A team of Boston College researchers in the lab of Professor Michael J. Naughton, the Evelyn J. and Robert A. Ferris Professor of Physics, has developed the very first nanoscale wireless communication system capable of working at visible wavelengths. The team’s research, detailed in the latest edition of the journal Nature Scientific Reports, finds that using specialized optical circuitry to help mimic the properties of extremely small wavelengths can have remarkable applications for next-generation technologies.
The article, “Wireless Communication System via Nanoscale Plasmonic Antennas,” explains that it is common for obstacles to interfere with developing improvements for signal transmission across computer chips.

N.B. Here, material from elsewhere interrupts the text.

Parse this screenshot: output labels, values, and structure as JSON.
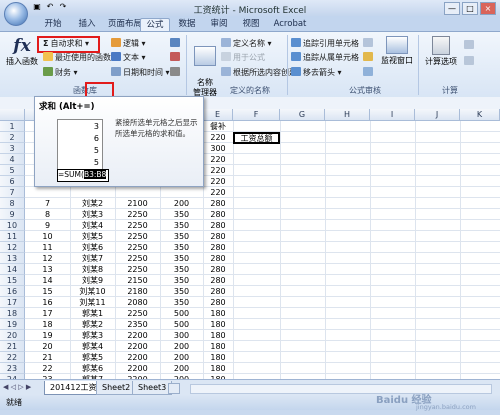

One such obstacle is the size of the electromagnetic waves used to test the efficacy of communication signals.
Small waves that mimic visible, infrared, and terahertz sequences exhibit behaviors ideal for microchip development. But current wireless technologies use relatively large electromagnetic waves at microwave and radio frequencies that prevent further miniaturization.
In an attempt to circumvent these limitations, Professor Naughton’s team sought to expedite the collection of electromagnetic radiation and the transmission of information on computer chips using a nanoantenna.
"We have developed a device where plasmonic antennas communicate with each other with photons transmitting between them," asserted Professor Naughton in a press release. "This is done with high efficiency, with energy loss reduced by 50 percent between one antenna and the next, which is a significant enhancement over comparable architectures."
Previously, ensuring that the emission and collection of electromagnetic radiation was collated along a single path was immensely difficult. As a result, communication signals across chips diminished in strength.
However, using a nanoantenna allowed the researchers to focus the photons onto a single path with an exceptional degree of control, thereby facilitating a two-way transmission of information across a single line of photons.
"[This] system is implemented in an in-plane configuration, meaning it allows information transmission and recovery via SPs (surface plasmons) propagating in the same plane," Professor Naughton claims.
Professor Naughton’s team reports that the new device could speed the transmission of information by as much as 60 percent compared to previous wave-guiding techniques, and up to 50 percent faster than models that use nanowires for signal transmission.
Furthermore, one of the techniques that greatly improved the operational efficiency of the device was the inclusion of a gap of air between the waves and the metal surface of the computer chip.
Professor Naughton’s team created this gap by removing a small portion of the glass substrate on the chip, which mitigated the resistive pull of the substrate on the photons during the electromagnetic wave collection process. This method allowed the researchers to focus the transmission of photons onto a single stream of particles.
The communication device also performs a three-step conversion process that changes surface plasmons (the fluctuations in electron density that occur when particles hit a surface) to photons on transmission. The device then converts the new electromagnetic particle back to a surface plasmon as the receiver picks it up, consequently reducing energy loss by almost 50 percent.
Dr. Juan M. Merlo, a postdoctoral fellow at the Naughton Lab at Boston College and the initiator of the project, explained that the new communication device is a step in the right direction to develop technologies for more accurate and energy-efficient signal transmissions.
"Silicon-based optical technology has been around for years," Merlo said. "What we are doing is developing a tool to make silicon photonics faster and greatly enhance rates of communication."